The peroxisome proliferator-activated receptor-gamma (PPARg) is a member of the nuclear receptor superfamily that controls the expression of a large array of genes in a ligand-dependent manner. Unexpectedly, genetic studies performed in mice established that PPARg is essential for placental development. Our objective was to decipher the role of PPARg in human trophoblast differentiation along the villous endocrine and extravillous invasive trophoblast pathways.
To study mechanisms that control trophoblast differentiation during early placental development and provide new insight in the understanding of pregnancy diseases from placental origin, we have developed first trimester in vitro models of human invasive extravillous trophoblasts (EVT) and formation of syncytiotrophoblast (ST) from primary villous cytotrophoblasts (VCT).
In the human placenta, PPARg is specifically expressed in nuclei of VCT, ST and EVT. Activation of PPARg by natural (15∆-PGJ2) or synthetic ligands (rosiglitazone) induced accumulation of lipids, ST formation and hCG secretion. In EVT, PPARg agonists decreased cell invasion in a concentration-dependent manner. Oxidized-LDLs that contain PPARg ligands (HODE, HETE), but not native LDLs, inhibited EVT invasiveness in vitro and induced PPARg transcriptional activity. We demonstrated recently that, for its replication, human cytomegalovirus (hCMV) activated cellular PPARg, and consequently inhibited invasiveness of infected trophoblasts. Among the EVT PPARg-target genes, hCG, which is predominantly produced by the ST, was also found to be expressed and secreted by invasive EVT. Notably, hCG gene expression was observed to be increased in ST and decreased in EVT following PPARg activation. Finally, we also showed that hCG of EVT origin was hyperglycosylated hCG (hCG-H) and promoted trophoblast invasion in an autocrine manner.
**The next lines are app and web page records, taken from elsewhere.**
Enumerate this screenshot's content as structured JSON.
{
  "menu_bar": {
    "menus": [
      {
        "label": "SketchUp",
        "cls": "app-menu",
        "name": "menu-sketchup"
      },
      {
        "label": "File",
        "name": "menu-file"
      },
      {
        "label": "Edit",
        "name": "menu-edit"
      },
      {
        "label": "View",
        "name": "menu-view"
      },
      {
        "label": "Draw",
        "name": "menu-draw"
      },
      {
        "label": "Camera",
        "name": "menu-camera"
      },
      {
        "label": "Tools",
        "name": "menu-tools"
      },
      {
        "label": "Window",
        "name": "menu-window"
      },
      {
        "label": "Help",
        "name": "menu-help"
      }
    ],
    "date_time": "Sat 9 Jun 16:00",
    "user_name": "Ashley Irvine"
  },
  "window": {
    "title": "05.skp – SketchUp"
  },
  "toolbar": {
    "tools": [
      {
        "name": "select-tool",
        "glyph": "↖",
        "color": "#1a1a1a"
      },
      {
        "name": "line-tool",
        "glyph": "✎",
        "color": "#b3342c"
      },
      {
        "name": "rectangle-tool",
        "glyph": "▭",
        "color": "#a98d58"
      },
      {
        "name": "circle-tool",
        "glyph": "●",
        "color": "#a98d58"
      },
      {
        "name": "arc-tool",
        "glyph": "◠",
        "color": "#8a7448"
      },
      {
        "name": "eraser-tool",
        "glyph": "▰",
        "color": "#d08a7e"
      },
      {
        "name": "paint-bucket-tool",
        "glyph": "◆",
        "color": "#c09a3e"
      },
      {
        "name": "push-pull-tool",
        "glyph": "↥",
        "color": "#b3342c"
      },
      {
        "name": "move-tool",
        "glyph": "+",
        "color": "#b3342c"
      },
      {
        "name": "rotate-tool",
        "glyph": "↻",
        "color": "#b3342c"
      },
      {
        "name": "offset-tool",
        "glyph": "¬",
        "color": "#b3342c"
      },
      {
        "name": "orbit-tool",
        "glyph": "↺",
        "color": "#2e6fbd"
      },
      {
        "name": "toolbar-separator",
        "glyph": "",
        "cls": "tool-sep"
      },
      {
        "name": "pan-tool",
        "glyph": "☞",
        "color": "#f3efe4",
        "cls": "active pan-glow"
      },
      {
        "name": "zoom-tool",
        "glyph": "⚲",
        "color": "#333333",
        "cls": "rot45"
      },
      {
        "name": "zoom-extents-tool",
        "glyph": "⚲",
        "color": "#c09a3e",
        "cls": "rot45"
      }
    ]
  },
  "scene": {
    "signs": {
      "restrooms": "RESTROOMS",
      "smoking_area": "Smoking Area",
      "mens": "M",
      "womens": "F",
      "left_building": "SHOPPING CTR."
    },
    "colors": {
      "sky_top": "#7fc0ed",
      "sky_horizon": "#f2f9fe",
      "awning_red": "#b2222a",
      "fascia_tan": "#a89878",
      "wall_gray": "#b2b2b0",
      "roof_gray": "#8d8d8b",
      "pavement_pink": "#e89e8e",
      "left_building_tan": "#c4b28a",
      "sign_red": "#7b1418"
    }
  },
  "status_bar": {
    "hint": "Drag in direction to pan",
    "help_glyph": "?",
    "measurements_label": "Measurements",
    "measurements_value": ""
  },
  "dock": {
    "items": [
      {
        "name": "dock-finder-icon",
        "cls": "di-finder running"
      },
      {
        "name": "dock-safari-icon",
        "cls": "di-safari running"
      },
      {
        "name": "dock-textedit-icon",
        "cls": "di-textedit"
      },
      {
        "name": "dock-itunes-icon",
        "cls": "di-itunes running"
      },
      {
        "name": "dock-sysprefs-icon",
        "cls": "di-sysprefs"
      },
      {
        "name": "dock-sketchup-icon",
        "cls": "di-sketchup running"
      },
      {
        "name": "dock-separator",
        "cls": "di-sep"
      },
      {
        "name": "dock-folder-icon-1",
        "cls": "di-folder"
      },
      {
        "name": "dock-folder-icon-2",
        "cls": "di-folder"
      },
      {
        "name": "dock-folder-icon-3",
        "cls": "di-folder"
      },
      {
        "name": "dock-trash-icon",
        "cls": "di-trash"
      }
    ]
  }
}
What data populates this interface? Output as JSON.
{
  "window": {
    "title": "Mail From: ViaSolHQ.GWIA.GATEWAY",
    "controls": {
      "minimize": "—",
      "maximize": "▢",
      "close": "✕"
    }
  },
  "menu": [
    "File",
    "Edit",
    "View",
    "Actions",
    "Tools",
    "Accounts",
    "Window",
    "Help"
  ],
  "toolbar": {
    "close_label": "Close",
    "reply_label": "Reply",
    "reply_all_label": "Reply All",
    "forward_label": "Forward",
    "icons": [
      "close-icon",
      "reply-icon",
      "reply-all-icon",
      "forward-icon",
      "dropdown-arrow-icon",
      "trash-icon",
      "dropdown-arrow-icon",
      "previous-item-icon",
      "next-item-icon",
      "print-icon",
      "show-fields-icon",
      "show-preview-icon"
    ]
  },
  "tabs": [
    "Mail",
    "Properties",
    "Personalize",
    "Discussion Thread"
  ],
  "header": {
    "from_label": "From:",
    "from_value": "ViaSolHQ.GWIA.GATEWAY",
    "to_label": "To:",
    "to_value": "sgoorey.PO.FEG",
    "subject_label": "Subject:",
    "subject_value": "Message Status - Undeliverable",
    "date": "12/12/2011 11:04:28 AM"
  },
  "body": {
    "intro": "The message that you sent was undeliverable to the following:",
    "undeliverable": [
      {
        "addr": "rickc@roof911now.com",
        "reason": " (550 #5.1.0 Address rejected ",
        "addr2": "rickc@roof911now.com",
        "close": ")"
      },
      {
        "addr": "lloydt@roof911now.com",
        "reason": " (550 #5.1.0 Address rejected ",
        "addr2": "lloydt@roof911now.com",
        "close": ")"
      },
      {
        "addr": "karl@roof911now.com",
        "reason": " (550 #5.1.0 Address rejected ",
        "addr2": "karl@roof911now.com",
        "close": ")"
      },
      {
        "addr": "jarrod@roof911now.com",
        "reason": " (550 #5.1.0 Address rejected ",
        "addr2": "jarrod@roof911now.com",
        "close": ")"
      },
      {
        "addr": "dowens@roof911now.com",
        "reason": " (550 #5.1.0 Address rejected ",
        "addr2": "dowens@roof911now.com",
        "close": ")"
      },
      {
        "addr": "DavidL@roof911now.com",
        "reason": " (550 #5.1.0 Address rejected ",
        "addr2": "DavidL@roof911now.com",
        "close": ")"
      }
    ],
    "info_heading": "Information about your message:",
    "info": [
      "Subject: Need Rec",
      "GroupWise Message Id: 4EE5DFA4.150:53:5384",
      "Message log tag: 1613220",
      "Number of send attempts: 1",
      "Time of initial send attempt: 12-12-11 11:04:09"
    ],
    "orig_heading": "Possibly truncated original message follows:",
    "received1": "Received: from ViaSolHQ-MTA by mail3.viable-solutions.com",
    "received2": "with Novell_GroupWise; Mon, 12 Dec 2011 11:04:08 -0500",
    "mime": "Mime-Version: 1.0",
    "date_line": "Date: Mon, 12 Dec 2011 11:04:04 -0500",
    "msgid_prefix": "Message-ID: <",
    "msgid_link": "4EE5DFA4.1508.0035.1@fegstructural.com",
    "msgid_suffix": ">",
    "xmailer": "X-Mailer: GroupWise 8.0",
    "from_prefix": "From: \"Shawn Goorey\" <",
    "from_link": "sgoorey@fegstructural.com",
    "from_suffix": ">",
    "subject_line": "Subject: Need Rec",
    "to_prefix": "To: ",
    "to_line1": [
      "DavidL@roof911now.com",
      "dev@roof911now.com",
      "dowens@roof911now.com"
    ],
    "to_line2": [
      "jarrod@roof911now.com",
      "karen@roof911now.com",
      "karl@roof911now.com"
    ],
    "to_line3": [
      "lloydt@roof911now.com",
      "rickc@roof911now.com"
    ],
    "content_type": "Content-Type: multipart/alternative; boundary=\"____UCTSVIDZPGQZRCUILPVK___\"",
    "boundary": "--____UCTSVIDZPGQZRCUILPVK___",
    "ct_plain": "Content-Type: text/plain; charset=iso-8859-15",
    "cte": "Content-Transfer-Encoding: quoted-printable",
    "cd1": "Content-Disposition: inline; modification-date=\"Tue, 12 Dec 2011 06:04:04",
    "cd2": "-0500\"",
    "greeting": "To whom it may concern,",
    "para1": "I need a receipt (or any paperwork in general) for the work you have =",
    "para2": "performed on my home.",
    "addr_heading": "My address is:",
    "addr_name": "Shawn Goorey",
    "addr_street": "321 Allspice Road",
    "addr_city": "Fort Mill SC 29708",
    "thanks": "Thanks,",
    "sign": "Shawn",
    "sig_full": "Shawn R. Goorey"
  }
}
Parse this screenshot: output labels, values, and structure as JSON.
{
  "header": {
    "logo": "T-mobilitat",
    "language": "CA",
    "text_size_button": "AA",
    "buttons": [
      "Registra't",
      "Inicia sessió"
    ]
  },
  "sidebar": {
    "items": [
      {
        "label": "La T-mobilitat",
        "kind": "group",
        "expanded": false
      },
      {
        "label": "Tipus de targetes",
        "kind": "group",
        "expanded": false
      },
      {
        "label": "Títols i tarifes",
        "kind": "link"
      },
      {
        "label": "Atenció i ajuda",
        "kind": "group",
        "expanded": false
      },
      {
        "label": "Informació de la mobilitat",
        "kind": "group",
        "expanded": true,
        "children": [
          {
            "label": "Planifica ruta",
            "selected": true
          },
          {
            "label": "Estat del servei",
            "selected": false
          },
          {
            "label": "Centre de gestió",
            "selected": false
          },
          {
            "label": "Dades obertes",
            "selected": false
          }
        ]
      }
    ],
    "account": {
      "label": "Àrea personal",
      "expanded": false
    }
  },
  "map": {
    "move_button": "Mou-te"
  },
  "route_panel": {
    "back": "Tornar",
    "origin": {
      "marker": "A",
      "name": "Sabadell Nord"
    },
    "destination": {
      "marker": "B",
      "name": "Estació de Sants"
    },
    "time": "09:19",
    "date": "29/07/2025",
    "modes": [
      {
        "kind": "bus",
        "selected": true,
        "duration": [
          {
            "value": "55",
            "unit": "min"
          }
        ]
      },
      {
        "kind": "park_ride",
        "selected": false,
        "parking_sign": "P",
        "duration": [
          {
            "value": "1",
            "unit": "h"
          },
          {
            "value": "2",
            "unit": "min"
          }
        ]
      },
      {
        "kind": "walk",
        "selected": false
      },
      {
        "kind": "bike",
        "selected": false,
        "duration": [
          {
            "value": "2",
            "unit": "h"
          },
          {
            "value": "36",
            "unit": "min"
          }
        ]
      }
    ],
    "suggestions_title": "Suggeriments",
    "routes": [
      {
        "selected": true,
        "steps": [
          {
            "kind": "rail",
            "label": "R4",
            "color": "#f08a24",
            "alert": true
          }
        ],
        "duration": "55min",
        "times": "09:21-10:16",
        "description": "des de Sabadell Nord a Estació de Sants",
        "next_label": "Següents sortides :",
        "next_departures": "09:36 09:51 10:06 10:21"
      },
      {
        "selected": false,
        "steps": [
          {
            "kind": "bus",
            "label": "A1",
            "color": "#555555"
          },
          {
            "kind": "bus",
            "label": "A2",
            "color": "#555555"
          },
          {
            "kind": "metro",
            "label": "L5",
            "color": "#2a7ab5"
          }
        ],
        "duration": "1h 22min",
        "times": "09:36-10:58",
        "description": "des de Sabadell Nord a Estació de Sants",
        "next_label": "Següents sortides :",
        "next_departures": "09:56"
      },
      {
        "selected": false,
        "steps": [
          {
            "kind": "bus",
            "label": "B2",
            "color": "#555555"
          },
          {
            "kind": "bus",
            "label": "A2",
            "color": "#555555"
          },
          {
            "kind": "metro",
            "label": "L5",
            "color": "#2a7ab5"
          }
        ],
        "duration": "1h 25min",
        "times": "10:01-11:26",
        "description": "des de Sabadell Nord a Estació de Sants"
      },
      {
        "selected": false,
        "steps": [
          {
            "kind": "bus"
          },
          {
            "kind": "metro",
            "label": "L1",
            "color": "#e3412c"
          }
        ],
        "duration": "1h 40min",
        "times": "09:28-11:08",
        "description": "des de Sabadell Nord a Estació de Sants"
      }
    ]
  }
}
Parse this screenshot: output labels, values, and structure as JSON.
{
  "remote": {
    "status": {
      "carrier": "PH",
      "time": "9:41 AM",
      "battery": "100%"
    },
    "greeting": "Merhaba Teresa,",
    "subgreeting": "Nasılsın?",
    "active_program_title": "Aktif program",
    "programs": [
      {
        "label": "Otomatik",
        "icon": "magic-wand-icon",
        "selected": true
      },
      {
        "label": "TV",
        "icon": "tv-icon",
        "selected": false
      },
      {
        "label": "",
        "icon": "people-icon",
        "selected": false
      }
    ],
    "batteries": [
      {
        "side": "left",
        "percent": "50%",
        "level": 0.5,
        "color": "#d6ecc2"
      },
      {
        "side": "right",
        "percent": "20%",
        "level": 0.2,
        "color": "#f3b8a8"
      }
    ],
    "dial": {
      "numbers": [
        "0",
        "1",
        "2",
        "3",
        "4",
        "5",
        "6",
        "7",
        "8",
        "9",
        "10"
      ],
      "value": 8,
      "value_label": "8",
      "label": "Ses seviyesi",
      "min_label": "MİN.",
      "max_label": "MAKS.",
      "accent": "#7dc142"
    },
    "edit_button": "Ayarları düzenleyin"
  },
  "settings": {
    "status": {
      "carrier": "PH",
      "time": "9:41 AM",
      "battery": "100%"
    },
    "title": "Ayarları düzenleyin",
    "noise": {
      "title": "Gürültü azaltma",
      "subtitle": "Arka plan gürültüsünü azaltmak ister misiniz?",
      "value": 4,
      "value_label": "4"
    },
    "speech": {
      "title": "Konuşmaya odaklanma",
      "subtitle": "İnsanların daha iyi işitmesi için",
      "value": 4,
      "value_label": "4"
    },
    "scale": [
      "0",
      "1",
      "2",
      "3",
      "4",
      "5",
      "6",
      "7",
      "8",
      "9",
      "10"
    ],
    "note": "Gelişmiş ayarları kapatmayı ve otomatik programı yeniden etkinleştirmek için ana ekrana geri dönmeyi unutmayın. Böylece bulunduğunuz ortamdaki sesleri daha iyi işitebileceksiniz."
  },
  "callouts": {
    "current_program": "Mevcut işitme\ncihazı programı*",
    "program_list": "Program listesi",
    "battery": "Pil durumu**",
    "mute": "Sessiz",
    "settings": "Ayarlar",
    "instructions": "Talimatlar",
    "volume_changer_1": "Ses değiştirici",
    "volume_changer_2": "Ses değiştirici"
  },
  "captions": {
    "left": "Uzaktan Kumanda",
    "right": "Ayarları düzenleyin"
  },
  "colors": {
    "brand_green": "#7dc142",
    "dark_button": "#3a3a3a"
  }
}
Together, these data underscore a major role for PPARg and its target genes such as hCG, in the control of human trophoblast differentiation and suggests that over activation PPARg may contribute to impaired implantation and placentation.
Funding source: Inserm, Paris Descartes, ANR MIE